- [DATA LISTING]:
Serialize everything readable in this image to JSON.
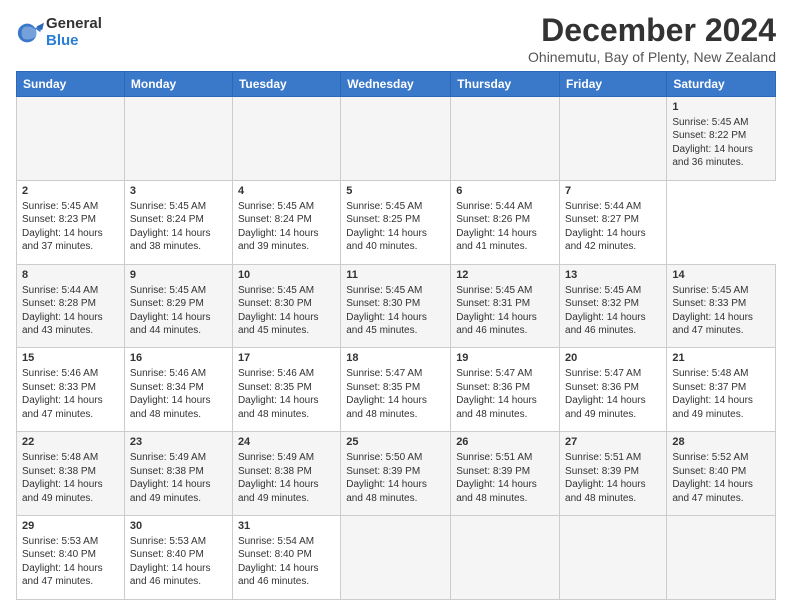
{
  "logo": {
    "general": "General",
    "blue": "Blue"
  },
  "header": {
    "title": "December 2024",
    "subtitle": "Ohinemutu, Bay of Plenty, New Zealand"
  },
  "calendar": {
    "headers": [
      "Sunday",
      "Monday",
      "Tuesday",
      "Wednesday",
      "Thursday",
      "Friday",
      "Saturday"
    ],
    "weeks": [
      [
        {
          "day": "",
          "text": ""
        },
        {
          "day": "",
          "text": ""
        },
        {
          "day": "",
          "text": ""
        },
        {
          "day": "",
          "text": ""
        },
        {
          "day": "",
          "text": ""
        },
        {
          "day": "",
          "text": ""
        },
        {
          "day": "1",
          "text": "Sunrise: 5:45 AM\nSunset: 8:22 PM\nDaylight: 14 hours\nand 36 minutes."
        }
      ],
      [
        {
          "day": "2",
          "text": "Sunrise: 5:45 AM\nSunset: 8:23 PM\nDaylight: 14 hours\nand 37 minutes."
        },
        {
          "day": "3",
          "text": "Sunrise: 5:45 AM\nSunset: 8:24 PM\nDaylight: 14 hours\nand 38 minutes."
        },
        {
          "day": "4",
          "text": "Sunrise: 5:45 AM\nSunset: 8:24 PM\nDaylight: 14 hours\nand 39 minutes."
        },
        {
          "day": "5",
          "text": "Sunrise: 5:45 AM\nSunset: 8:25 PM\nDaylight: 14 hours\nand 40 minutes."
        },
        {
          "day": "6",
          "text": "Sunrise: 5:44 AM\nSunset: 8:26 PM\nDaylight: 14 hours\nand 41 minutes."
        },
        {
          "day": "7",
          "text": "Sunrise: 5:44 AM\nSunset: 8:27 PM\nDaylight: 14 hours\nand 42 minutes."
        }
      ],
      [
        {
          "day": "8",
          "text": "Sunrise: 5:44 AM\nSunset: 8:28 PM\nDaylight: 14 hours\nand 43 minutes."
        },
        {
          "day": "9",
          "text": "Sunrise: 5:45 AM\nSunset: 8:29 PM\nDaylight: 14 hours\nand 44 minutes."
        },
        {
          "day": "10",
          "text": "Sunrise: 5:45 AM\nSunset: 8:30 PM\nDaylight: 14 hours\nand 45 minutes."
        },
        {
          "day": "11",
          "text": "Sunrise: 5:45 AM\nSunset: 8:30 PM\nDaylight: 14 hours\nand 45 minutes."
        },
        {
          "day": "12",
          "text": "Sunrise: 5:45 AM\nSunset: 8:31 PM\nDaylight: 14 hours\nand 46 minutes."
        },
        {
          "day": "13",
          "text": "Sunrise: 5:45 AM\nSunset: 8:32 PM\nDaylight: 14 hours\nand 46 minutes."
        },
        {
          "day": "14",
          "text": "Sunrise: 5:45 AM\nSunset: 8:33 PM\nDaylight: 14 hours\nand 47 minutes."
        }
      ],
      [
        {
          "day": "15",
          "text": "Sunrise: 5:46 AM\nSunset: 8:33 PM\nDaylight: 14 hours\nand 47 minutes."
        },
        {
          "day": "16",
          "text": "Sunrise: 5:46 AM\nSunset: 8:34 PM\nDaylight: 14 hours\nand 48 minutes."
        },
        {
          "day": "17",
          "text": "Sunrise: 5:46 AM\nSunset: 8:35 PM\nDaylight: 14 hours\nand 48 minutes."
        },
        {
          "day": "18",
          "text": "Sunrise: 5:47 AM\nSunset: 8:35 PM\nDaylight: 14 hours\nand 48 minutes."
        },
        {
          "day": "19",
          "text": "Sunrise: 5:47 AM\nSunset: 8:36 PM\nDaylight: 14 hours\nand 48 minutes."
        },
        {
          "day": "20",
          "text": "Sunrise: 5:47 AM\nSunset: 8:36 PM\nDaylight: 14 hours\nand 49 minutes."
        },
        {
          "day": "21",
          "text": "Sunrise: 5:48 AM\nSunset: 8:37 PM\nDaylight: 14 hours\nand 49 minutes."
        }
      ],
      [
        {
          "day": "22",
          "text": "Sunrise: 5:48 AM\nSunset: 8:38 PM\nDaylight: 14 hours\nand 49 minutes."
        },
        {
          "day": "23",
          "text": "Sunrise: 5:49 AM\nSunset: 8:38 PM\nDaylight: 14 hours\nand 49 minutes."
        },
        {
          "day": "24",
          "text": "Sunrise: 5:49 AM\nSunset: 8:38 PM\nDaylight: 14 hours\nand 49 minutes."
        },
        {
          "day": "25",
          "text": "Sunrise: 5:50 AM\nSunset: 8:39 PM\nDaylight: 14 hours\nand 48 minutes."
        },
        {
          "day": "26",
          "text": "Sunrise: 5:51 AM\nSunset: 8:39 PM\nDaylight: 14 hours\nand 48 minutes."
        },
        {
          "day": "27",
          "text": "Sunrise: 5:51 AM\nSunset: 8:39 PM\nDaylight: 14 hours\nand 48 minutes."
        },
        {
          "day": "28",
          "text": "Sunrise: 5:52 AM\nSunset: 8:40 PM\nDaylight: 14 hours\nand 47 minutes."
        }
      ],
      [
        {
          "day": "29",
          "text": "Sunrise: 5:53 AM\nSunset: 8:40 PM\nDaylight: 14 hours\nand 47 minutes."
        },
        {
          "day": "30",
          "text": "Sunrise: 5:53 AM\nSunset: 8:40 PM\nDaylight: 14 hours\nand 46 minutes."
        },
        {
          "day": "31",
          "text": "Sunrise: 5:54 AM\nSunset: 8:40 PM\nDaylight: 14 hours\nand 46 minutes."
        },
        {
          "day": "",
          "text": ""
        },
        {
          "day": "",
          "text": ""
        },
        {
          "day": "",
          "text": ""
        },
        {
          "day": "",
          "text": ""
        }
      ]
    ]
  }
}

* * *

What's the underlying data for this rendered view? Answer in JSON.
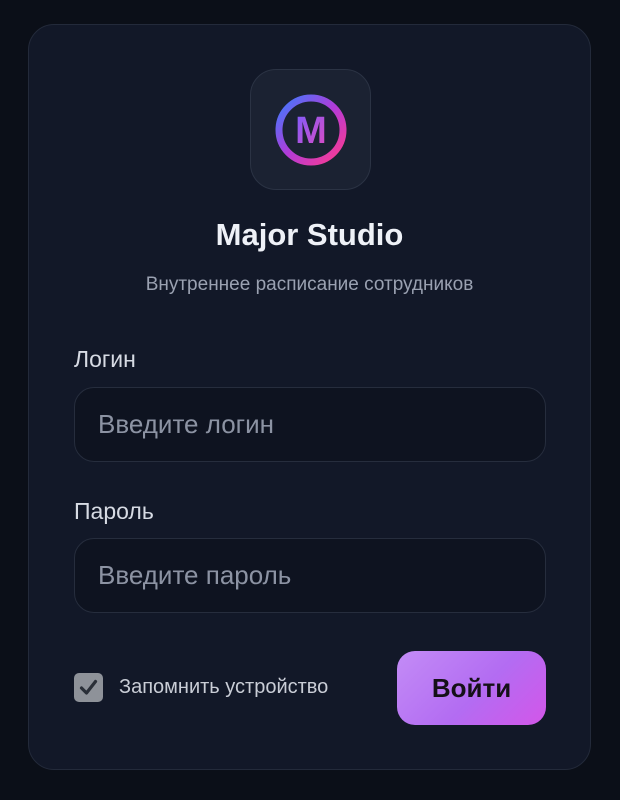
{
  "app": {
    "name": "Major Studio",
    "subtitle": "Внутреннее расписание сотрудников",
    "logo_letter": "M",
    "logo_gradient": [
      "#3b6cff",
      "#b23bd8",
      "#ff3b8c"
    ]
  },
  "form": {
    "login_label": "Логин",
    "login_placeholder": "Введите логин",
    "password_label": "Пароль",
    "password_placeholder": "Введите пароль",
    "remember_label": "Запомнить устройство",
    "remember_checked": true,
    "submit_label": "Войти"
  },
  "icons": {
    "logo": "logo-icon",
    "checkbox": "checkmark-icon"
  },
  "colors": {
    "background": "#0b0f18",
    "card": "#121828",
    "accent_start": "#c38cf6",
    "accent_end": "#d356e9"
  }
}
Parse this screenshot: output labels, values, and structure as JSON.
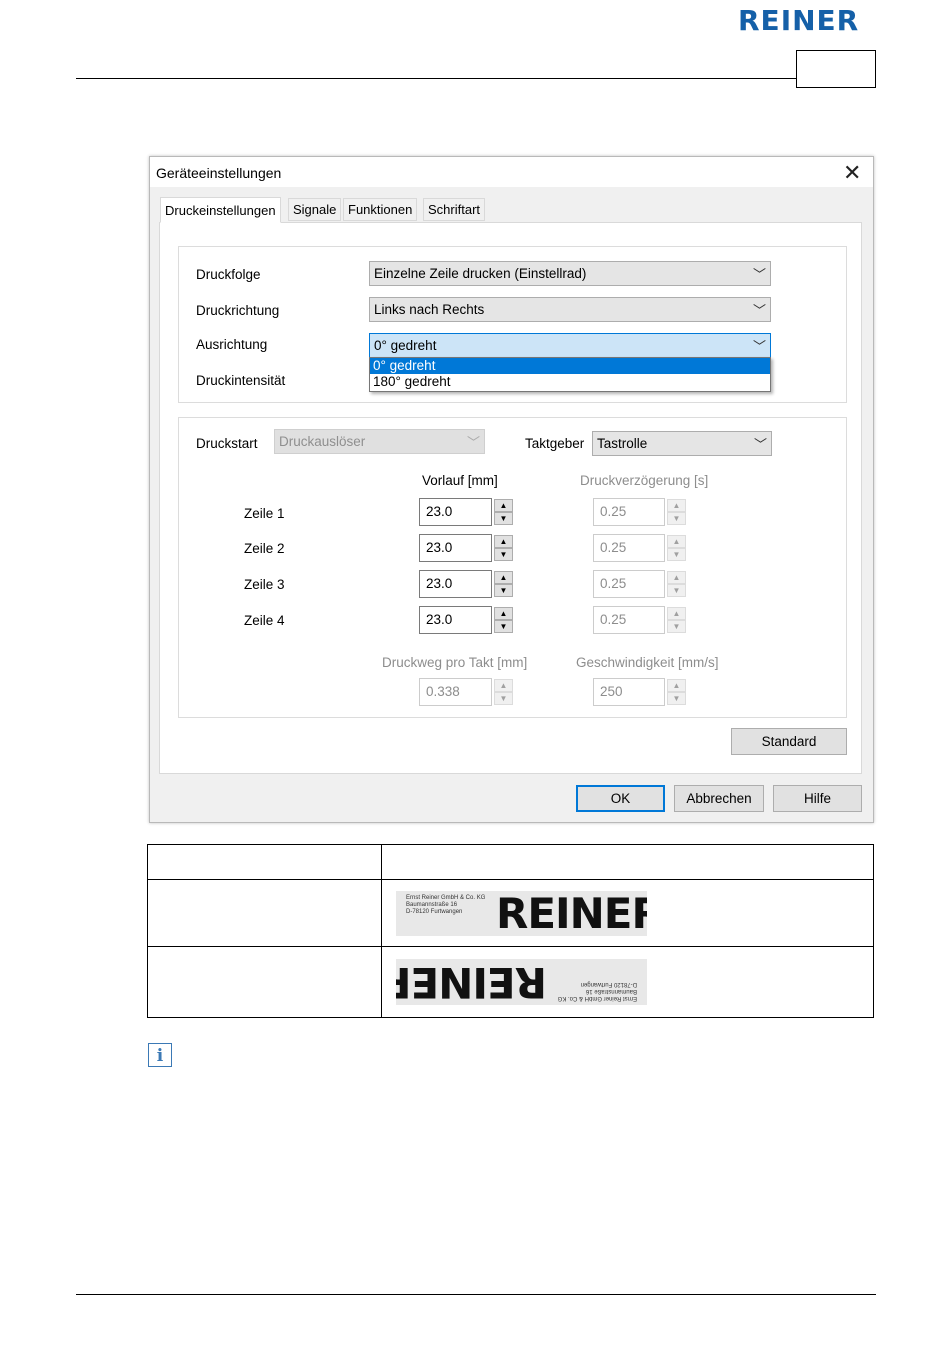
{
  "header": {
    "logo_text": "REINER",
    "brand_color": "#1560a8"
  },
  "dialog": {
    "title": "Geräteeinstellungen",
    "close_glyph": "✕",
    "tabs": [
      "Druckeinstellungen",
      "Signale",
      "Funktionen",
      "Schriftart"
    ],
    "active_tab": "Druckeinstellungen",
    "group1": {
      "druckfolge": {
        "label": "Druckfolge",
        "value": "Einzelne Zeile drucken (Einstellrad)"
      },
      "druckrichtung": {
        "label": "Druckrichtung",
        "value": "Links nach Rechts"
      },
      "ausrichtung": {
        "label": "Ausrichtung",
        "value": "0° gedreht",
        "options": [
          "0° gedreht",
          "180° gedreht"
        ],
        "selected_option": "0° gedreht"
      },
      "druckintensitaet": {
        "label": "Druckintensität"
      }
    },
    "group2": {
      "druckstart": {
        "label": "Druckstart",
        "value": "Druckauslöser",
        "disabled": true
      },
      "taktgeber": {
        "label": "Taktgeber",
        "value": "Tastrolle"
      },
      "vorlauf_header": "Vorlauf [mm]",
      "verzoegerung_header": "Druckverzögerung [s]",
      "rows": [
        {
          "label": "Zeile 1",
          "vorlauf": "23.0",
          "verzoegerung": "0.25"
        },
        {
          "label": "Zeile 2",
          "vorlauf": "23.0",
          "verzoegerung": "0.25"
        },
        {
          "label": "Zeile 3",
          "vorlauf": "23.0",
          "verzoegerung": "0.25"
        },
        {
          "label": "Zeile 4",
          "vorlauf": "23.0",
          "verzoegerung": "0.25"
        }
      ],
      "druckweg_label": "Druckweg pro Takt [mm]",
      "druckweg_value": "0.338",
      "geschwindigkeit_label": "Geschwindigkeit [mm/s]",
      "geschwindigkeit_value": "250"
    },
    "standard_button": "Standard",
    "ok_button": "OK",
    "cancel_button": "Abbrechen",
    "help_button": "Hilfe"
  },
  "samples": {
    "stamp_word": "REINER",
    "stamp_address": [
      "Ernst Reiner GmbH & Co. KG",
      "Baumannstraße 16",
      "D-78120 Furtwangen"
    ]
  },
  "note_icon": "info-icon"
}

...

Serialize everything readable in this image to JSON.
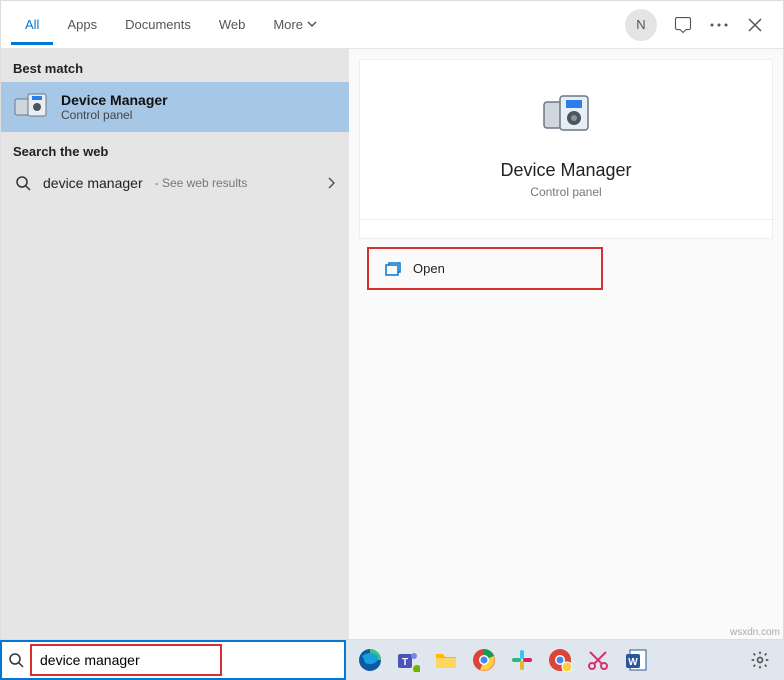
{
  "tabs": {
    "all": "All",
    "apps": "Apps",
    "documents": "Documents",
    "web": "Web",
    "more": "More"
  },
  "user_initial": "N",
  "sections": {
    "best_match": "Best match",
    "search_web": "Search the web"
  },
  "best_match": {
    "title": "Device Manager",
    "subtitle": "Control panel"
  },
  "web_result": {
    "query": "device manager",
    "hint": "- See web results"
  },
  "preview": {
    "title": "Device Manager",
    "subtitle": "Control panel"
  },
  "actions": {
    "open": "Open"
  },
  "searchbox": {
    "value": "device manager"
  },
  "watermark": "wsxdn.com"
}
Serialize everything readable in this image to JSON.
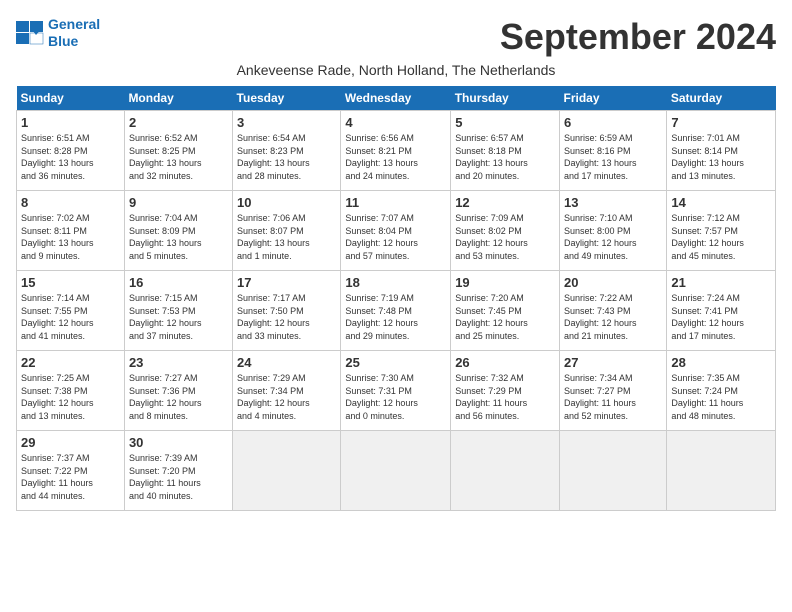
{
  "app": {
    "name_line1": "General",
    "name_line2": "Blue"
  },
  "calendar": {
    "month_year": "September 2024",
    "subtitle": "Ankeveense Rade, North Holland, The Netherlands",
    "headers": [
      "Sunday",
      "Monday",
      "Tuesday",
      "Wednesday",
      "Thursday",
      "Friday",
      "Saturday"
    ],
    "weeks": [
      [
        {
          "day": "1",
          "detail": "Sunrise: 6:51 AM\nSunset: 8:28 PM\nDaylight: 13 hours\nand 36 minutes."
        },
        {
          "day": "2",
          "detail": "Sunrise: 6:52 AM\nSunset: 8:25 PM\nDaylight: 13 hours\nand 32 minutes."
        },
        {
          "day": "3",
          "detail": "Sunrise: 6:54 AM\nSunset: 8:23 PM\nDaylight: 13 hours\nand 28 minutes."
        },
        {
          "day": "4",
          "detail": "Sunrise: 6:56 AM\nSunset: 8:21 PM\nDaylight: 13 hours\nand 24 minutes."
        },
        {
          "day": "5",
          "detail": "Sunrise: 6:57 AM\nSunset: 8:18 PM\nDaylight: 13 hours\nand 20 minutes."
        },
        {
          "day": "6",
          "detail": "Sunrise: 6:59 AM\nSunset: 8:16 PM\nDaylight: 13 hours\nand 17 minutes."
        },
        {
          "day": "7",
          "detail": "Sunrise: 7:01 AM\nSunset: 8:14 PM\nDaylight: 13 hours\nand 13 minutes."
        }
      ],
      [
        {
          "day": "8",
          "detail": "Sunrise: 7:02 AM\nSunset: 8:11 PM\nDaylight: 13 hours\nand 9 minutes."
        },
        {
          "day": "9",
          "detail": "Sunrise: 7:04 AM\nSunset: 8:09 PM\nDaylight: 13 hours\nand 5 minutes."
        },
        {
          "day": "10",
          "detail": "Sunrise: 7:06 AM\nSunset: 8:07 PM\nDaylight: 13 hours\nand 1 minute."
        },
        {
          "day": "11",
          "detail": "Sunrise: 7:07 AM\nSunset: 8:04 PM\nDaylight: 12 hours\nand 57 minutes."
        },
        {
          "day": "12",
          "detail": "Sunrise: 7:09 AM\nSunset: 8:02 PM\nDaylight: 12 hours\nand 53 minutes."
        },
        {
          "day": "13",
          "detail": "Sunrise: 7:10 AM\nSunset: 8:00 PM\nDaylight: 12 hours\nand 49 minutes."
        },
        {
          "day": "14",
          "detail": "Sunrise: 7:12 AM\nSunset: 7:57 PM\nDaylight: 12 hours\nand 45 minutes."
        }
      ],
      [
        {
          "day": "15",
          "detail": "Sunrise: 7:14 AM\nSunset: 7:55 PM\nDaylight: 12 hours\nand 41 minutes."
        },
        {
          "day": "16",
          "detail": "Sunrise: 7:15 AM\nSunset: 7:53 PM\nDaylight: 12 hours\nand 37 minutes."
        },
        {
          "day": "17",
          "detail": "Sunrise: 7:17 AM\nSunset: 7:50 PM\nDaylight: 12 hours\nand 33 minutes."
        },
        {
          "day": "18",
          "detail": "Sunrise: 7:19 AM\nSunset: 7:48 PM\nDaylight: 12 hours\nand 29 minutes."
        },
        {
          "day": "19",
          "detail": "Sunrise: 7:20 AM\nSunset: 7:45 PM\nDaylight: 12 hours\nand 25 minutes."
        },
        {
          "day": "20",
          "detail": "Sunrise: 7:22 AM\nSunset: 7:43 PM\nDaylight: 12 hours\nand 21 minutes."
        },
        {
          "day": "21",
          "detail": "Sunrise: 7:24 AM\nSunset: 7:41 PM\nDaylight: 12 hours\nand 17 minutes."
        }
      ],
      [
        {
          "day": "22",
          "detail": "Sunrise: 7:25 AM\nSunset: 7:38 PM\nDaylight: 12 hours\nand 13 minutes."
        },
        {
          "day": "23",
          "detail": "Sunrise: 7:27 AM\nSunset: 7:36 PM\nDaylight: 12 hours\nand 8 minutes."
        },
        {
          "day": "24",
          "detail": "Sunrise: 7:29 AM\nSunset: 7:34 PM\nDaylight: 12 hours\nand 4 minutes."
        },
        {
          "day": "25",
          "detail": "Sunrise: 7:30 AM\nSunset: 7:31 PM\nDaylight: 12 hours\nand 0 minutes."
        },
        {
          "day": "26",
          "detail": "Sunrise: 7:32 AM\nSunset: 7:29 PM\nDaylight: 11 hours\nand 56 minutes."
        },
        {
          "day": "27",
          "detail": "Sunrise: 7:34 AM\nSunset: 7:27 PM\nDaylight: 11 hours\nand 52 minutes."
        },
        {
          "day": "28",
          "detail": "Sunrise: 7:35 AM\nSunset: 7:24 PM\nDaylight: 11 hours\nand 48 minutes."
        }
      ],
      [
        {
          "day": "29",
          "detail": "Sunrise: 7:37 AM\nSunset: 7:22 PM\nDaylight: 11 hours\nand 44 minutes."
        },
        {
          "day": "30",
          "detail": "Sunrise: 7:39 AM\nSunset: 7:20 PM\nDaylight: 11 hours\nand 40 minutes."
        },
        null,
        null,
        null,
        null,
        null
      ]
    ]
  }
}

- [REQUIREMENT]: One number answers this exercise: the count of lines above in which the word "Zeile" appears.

- [SOLUTION FOR THIS EXERCISE]: 5